By Gary Berg-Cross
Channeling Kahneman I’ve recently written about the persuasive ability of stories and anecdotes compared to logic and formal reasoning. I was surprisingly reminded of this looking at Niall Ferguson’s recent PBS show Civilization: The West and the Rest. On the surface his show is in the spirit of earlier grand PBS documentaries, but perhaps as the NYTs noted a bit more tendentious that earlier series like Connections or Collapse. Based on the book, “Civilization,” it asserts, with some simplified certainty, that we are now sadly living through “the end of 500 years of Western predominance.” And with China is on the rise, the question is not whether East and West will clash, but whether “the weaker” — that is, the US & Europe — “will tip over from weakness to outright collapse.” How did this come about?
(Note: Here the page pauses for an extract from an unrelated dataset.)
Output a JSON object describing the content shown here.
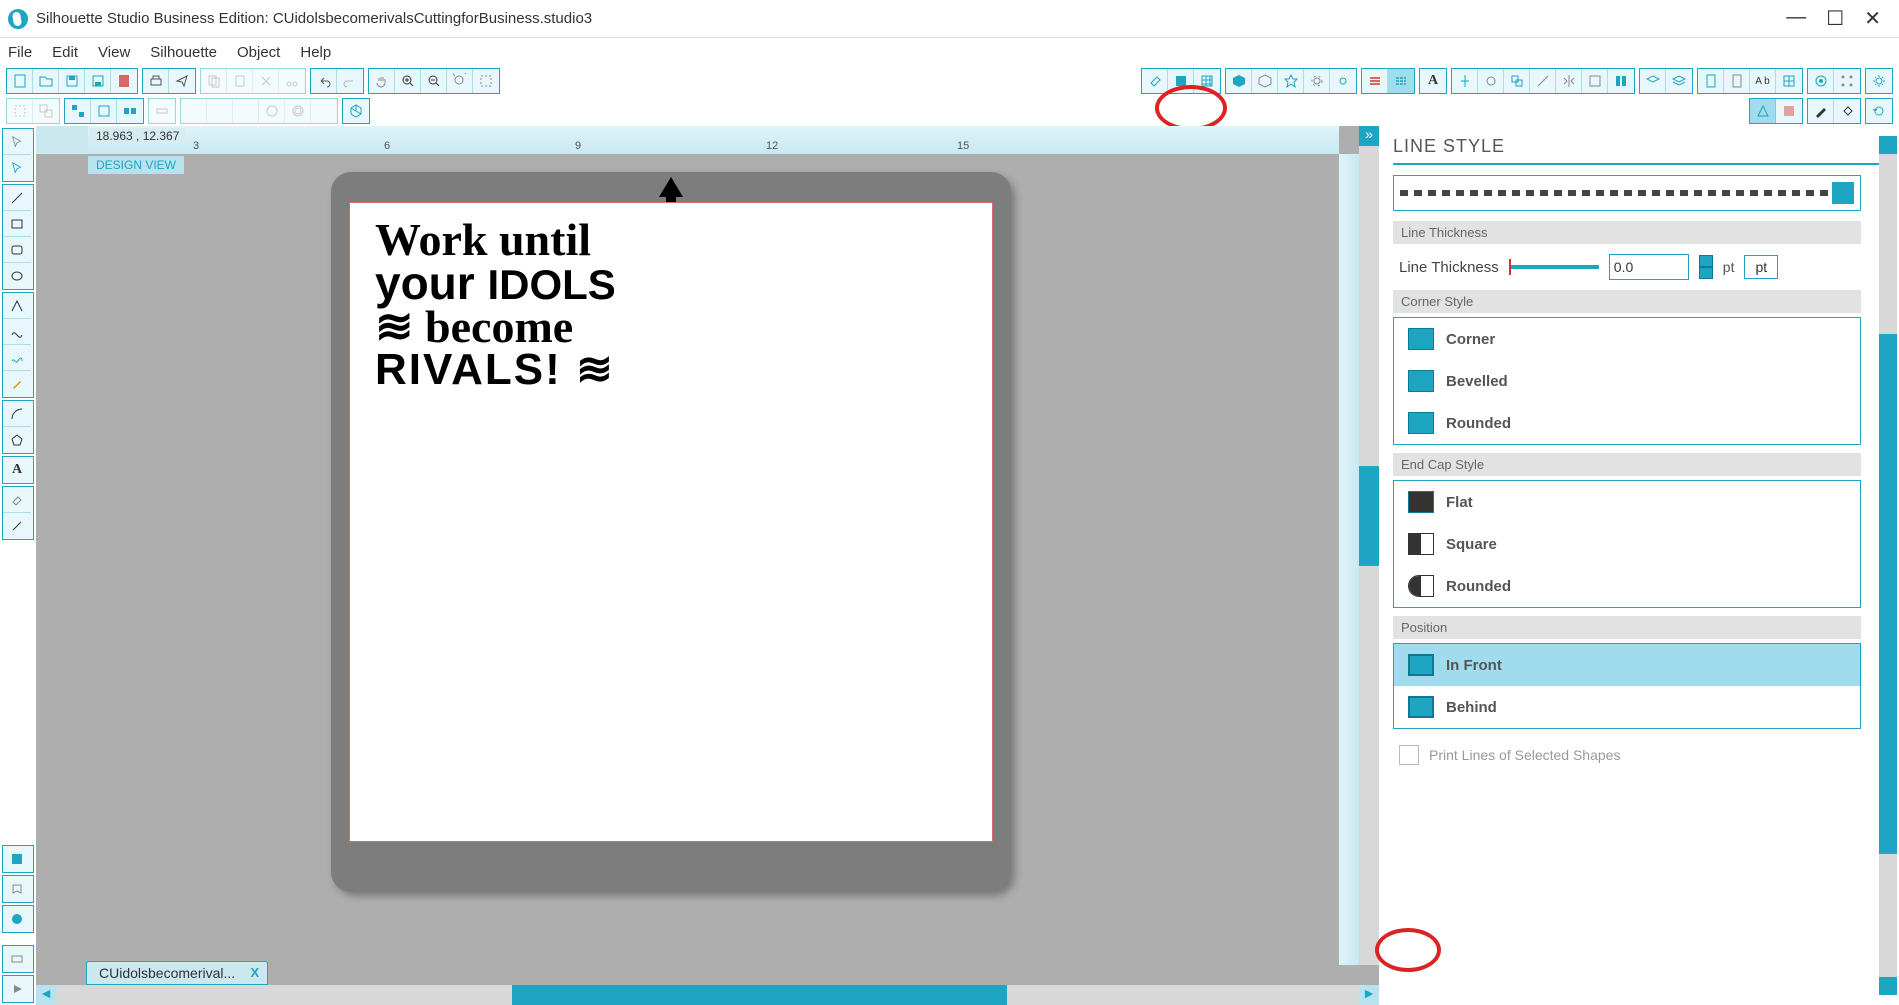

Well British historian Ferguson tells a convincing, if simplified, conservative flavored story that punch through the rational style with bumper sticker phrases like “ killer apps”. According to NF, the West rose above the Rest through the development of six ‘killer apps’:
1. a more fragmented political setting that worked to encourage competition and innovation both between and within states;
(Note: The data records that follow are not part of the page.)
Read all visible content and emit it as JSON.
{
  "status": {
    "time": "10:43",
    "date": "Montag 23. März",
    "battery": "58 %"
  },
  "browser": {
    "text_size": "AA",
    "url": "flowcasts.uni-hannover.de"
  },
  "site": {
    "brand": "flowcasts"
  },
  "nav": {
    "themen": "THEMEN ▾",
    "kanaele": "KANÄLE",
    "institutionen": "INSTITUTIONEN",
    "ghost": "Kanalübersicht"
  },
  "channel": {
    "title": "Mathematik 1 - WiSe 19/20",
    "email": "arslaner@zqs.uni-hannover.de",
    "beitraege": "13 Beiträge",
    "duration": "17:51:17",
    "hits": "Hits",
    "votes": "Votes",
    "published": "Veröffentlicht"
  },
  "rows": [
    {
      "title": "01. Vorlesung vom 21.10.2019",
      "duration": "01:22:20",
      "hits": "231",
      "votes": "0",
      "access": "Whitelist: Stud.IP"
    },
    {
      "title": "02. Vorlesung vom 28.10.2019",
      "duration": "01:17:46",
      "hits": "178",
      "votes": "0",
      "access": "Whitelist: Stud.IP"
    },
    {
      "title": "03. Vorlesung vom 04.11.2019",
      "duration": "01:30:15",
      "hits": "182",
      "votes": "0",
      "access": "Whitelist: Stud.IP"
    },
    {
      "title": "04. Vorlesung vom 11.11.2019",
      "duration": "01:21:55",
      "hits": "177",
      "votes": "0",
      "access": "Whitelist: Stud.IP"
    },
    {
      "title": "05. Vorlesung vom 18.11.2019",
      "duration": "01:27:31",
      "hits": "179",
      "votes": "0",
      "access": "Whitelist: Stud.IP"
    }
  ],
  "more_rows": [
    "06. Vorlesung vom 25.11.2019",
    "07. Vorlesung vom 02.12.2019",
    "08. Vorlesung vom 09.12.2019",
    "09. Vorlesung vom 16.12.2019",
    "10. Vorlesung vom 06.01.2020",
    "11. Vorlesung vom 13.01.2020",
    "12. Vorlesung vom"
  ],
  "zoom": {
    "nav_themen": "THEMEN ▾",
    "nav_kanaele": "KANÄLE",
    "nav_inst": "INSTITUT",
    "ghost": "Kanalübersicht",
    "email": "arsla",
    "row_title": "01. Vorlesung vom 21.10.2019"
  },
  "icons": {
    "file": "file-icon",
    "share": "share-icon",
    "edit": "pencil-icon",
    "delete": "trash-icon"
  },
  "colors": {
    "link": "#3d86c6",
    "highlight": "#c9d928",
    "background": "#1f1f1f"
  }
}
2. a predilection for open inquiry and a scientific attitude towards nature;
3. property rights and the representation of property-owners in elected assemblies;
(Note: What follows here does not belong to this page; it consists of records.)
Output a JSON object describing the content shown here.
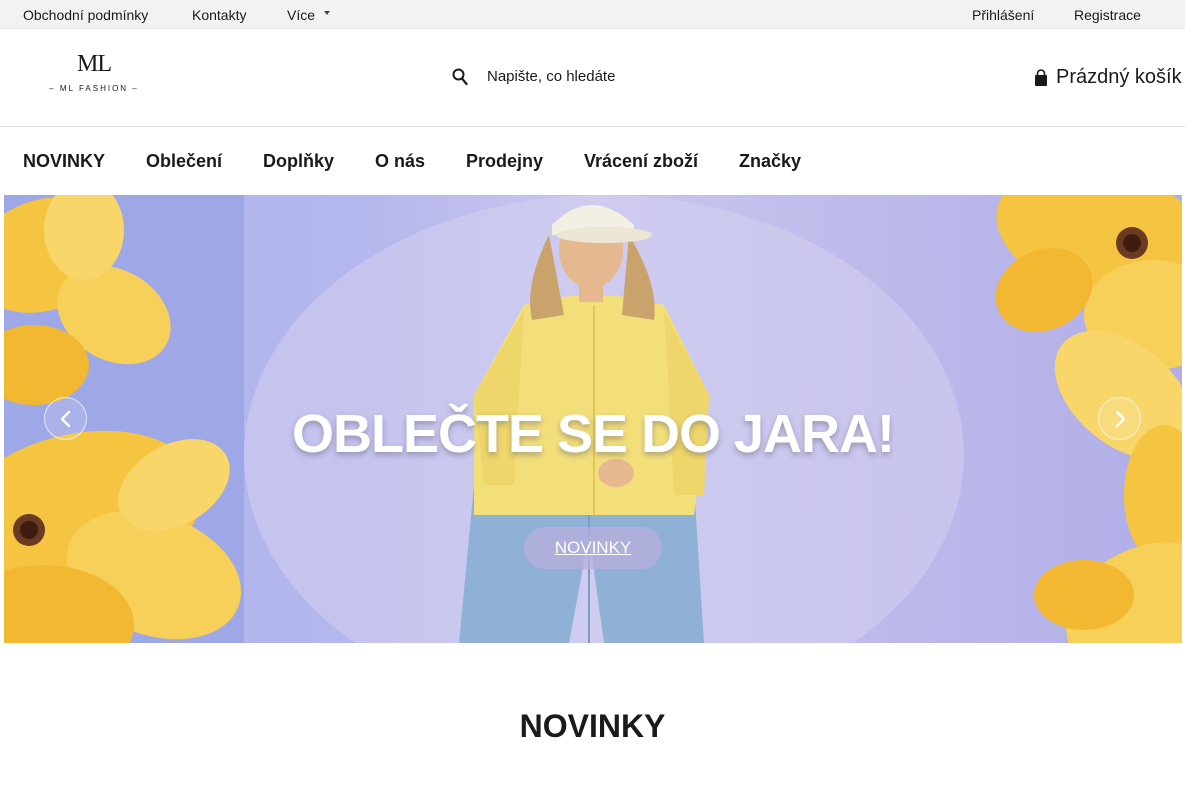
{
  "topbar": {
    "links": [
      "Obchodní podmínky",
      "Kontakty",
      "Více"
    ],
    "account": [
      "Přihlášení",
      "Registrace"
    ]
  },
  "header": {
    "logo": {
      "monogram": "ML",
      "brand": "– ML FASHION –"
    },
    "search_placeholder": "Napište, co hledáte",
    "cart_label": "Prázdný košík"
  },
  "nav": {
    "items": [
      "NOVINKY",
      "Oblečení",
      "Doplňky",
      "O nás",
      "Prodejny",
      "Vrácení zboží",
      "Značky"
    ]
  },
  "hero": {
    "headline": "OBLEČTE SE DO JARA!",
    "cta": "NOVINKY",
    "prev_icon": "chevron-left-icon",
    "next_icon": "chevron-right-icon"
  },
  "section": {
    "title": "NOVINKY"
  },
  "colors": {
    "topbar_bg": "#f2f2f2",
    "hero_bg": "#b4b7ed",
    "flower": "#f5c542",
    "shirt": "#f3df7a",
    "jeans": "#8fb1d6"
  }
}
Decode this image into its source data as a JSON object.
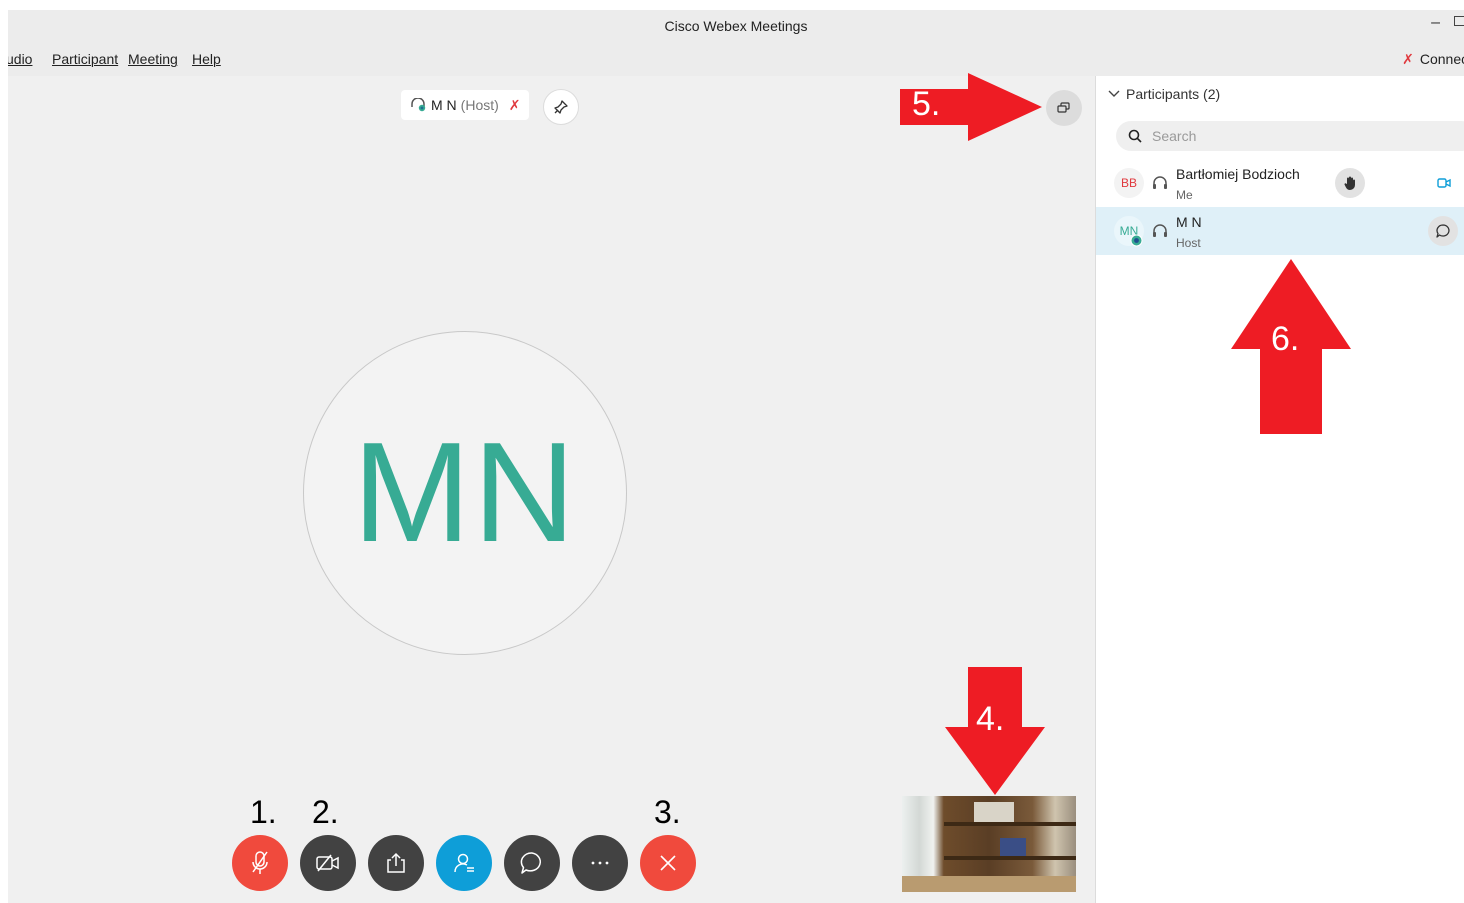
{
  "window": {
    "title": "Cisco Webex Meetings",
    "minimize_symbol": "–"
  },
  "menu": {
    "items": [
      "udio",
      "Participant",
      "Meeting",
      "Help"
    ],
    "connection_label": "Connect"
  },
  "stage": {
    "active_speaker": {
      "name": "M N",
      "role": "(Host)",
      "muted": true
    },
    "avatar_initials": "MN",
    "avatar_color": "#37ab94"
  },
  "controls": [
    {
      "name": "mute",
      "icon": "muted-microphone-icon",
      "color": "#f04a3d"
    },
    {
      "name": "video",
      "icon": "video-off-icon",
      "color": "#424242"
    },
    {
      "name": "share",
      "icon": "share-icon",
      "color": "#424242"
    },
    {
      "name": "participants",
      "icon": "participants-icon",
      "color": "#0e9ed8"
    },
    {
      "name": "chat",
      "icon": "chat-icon",
      "color": "#424242"
    },
    {
      "name": "more",
      "icon": "more-icon",
      "color": "#424242"
    },
    {
      "name": "leave",
      "icon": "close-icon",
      "color": "#f04a3d"
    }
  ],
  "panel": {
    "header": "Participants (2)",
    "search_placeholder": "Search",
    "participants": [
      {
        "initials": "BB",
        "name": "Bartłomiej Bodzioch",
        "role": "Me",
        "initials_color": "#e0393e"
      },
      {
        "initials": "MN",
        "name": "M N",
        "role": "Host",
        "initials_color": "#37ab94"
      }
    ]
  },
  "annotations": [
    "1.",
    "2.",
    "3.",
    "4.",
    "5.",
    "6."
  ],
  "annotation_color": "#ee1c24"
}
4. modern medicine (which Ferguson argues makes up for European colonialism, in Africa. )
5. an industrial revolution based on both a supply of sustained innovations and a demand for mass consumer goods; and
6. a work ethic that included more productive labor with higher savings and capital accumulation.
The app story and anecdotes strung together like pearls that suggests historical continuity and key insights. I can agree on some, such as open inquiry and a scientific attitude as important, but then again they were lest characteristic of the West from 500 to 1450 than elsewhere and were somewhat imported into the West by rediscovery of Greek work.
The discovery and colonization of America does play an appealing role in NF’s stories. An example appealing to fans of American exceptionalism is the founding of the Carolina Colony. Ferguson argues, perhaps with some justification that it represented a new opportunity for social mobility. In less than a decade, various member of the English underclass could use something as distasteful as indentured servitude as way forward to a Western dream of free and clear title to one’s own land holdings. And property allowed men (but not women) to vote and thus move on to a fully vested member of the economic and political establishment. There’s lots left out in this story, but it fits the conservative story of App # 3 property rights.
Reader’s of this blog might be particularly interested in the religious aspect of Western culture favored in NF’s view. We see this in his discussion of Western work ethic (aka the Protestant Work Ethic). Important for the West but now the Rest who have adopted Western ways (NF calls then Resteners). Here the Chinese are exhibit # 1 as they now outperform the West (even exceptional America) by standards of productivity. Why? They have Killer App #6 because as Ferguson posits there is an upsurge in Protestant religious observance in Mainland China. Specifically Ferguson’s note:
“today there may actually be more practicing Christians in China than in Europe.”
Maybe but I am reminded of the comment that:
"History is the lie that historians agree on."
"History is the lie that historians agree on."
Ferguson’s “history” is full of claims like the role of a Western work ethic in China that seem grounded on some facts (and Max Weber’s The Protestant Ethic and the Spirit of Capitalism) , but any such general conclusion can be questioned on one or more details. A conservative idea of Western civilization would include the influence of a more liberal Enlightenment as well as the Christian tradition, but how these factor in is subject to interpretation. Conservative historians like NF take great delight in exposing the “errors” of earlier and more liberal historians. Every history book, even the most carefully and most honestly researched and written, is interpretive. It focuses on something and thus omits or misinterprets many facts. One reviewer of the book noted:
“Ferguson’s selection of the 1600s as the time when the West moved ahead seems amazingly ignorant for a professional historian.”Maybe. It’s the type of things historians can argue about. With such gaps it’s hard to say one is all right and the other all wrong. This is especially hard to due when other’s work with different explanations is not addressed. Diamond’s Guns, Germs and Steel, for example, provides a different rationale for the dominance of the West, but these arguments are not addressed directly by Ferguson. Then there is the fact that our sense of history evolves. New historical discoveries are constantly being made. For example some documents are found or become available and their review affords reinterpretation of earlier beliefs and generalizations even of the most authoritative historians of the past. In my adult life this has been the case with our understanding of the Founders and it has been wonderful to hear these new stories. I like entertaining stories, but some attempt at balance is also important.